■ WHAT THIS TASK INVOLVES: Reply with one number, the count of lines below that contain the string "data".

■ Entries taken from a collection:
-=-=-=-=-

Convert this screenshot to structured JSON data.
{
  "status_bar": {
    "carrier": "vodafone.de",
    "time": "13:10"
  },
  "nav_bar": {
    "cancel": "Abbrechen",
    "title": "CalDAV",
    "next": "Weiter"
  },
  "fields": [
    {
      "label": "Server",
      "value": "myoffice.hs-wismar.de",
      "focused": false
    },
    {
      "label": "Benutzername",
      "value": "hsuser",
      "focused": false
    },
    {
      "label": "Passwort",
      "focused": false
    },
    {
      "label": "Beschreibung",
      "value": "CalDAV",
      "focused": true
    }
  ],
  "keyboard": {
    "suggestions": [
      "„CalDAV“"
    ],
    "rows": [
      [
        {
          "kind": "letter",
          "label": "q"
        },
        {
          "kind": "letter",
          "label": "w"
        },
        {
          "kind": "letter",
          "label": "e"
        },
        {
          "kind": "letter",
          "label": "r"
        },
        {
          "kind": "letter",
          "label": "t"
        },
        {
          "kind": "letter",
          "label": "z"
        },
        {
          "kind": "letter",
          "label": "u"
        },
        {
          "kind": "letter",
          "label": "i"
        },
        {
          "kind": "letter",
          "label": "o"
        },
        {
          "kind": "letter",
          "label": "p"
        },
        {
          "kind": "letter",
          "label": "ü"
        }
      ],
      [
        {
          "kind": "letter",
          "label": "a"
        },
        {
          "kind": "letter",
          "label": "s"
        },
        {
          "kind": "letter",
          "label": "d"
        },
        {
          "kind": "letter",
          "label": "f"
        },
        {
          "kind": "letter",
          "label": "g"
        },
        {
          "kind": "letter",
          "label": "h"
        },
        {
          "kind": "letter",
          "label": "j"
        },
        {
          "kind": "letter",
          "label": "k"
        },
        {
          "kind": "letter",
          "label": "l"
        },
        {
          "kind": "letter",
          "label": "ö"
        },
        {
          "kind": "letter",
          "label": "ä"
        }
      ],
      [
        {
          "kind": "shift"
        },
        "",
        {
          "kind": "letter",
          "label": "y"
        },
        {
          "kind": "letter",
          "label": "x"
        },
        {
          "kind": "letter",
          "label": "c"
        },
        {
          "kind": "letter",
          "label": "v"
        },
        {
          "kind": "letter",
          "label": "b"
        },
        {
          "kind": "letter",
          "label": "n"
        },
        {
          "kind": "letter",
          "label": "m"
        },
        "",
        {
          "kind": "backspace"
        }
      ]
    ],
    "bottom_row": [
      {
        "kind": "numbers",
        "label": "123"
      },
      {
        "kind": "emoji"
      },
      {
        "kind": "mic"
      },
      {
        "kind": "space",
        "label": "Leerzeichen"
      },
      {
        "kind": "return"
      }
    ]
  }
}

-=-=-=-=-

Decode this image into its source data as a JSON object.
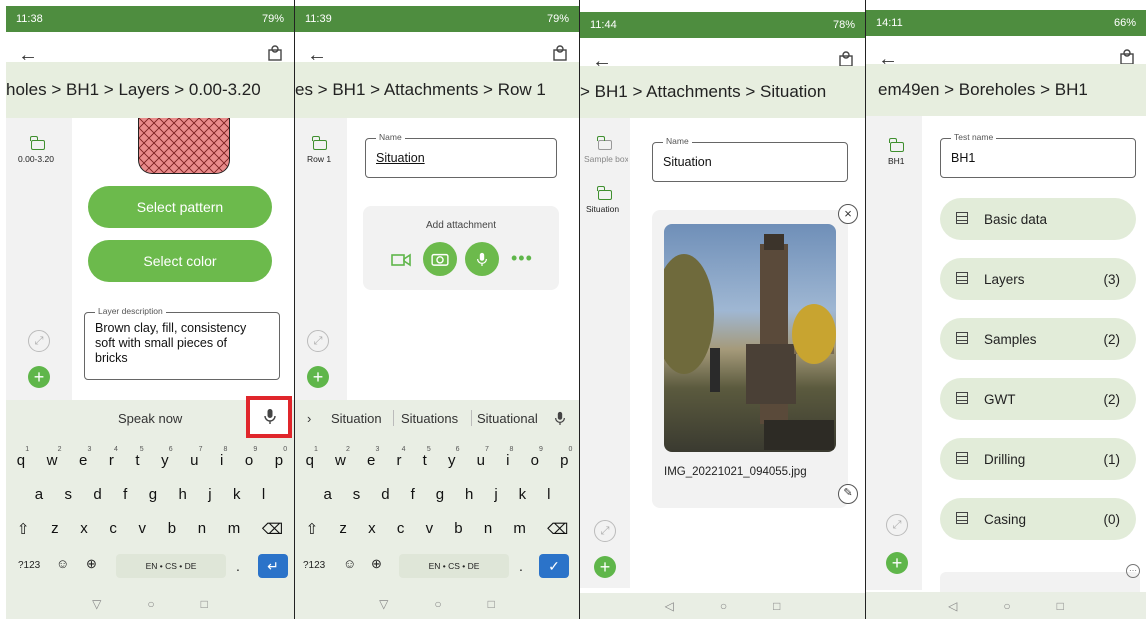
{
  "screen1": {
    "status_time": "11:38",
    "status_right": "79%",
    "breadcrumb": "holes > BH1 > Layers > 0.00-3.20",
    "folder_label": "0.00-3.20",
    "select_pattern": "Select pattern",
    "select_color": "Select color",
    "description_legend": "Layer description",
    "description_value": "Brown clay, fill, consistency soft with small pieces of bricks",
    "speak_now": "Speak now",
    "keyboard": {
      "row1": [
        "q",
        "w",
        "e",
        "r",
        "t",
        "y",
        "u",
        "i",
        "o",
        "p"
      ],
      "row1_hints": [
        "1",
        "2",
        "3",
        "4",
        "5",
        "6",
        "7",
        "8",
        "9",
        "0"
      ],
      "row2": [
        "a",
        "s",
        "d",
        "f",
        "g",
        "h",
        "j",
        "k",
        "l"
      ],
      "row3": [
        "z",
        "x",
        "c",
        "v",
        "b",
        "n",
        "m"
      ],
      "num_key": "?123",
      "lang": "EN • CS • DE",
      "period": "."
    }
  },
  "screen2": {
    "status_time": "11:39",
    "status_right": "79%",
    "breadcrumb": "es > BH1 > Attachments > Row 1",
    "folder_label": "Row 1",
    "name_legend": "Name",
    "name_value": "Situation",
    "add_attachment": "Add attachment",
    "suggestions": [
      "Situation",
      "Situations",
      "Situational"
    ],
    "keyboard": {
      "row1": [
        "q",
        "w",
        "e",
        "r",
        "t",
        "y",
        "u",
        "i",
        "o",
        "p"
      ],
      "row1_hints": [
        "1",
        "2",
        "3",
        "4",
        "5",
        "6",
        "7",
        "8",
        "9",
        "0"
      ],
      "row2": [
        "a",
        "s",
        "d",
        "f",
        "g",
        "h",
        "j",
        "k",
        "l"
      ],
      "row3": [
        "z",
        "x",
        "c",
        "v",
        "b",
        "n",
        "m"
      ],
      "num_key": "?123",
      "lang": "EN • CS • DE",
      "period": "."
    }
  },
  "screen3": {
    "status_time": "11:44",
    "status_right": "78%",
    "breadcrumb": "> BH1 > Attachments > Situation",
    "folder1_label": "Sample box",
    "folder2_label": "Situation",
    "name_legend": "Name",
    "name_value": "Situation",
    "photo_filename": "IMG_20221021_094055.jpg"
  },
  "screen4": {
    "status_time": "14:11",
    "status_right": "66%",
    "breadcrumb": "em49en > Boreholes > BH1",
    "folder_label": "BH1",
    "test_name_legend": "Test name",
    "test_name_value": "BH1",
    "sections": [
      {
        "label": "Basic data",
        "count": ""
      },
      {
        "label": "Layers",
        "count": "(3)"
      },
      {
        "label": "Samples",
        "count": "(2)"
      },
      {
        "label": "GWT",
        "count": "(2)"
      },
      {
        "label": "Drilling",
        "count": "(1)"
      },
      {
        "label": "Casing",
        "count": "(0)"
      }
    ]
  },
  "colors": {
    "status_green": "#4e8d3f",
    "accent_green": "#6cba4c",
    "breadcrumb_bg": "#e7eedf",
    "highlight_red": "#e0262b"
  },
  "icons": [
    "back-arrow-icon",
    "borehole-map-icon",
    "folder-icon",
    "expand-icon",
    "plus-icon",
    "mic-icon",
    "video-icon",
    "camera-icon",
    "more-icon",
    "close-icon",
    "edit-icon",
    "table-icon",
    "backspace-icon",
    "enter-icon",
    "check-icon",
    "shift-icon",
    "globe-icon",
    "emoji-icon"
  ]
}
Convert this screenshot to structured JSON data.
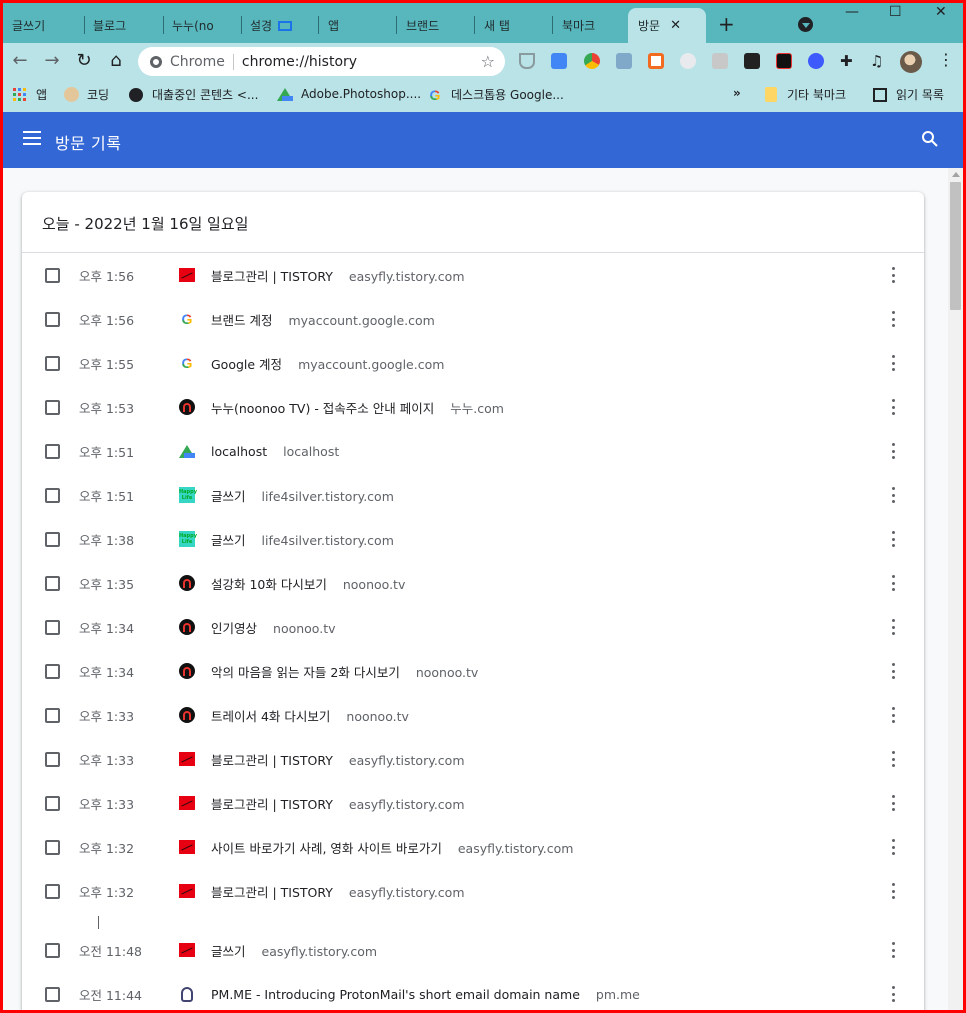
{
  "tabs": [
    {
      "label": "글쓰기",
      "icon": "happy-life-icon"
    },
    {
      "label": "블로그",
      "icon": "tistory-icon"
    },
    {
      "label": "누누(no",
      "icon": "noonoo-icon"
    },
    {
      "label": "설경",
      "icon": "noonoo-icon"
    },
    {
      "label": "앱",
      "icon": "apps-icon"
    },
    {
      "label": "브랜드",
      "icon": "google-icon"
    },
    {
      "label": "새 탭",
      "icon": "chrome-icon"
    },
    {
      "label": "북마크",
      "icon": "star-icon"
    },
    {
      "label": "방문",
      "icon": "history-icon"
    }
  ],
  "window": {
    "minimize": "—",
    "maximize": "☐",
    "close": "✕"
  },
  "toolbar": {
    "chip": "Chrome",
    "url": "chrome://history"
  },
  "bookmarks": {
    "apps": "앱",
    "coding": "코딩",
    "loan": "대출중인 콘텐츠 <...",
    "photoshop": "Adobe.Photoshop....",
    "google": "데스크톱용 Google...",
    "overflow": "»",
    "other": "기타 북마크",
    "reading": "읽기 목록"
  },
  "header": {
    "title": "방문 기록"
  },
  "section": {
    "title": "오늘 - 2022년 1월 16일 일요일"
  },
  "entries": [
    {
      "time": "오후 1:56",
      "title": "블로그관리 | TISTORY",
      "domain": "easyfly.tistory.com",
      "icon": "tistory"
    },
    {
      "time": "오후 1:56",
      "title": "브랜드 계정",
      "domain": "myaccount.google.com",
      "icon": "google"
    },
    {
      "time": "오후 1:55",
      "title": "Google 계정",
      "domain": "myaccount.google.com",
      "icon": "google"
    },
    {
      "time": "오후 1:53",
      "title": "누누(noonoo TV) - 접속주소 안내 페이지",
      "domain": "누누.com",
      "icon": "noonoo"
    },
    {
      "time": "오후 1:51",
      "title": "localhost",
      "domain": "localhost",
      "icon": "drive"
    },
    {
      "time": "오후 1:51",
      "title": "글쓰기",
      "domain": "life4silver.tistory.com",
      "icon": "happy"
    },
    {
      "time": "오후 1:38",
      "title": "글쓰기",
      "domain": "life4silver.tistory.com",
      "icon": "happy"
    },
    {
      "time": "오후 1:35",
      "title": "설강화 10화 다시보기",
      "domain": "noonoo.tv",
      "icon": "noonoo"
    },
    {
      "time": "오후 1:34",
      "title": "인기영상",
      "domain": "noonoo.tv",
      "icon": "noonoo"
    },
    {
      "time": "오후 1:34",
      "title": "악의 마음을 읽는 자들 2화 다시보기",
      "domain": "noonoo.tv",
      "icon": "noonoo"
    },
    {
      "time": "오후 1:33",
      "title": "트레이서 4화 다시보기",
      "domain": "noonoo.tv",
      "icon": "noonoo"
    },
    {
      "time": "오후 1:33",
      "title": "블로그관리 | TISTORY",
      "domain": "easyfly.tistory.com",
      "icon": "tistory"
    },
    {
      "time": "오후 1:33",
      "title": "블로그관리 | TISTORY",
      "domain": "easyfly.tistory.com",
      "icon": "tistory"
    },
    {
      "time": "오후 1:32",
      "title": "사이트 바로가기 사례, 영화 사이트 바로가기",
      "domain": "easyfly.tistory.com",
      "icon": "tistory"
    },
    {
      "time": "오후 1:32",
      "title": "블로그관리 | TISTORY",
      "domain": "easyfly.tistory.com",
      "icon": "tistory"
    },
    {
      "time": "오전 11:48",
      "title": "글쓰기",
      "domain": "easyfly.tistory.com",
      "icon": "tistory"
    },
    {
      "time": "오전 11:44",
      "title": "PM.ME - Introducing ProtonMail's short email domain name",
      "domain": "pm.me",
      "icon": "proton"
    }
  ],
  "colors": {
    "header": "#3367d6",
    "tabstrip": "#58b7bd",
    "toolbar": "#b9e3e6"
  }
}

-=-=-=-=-

■ RESULT FOR THIS EXERCISE: 4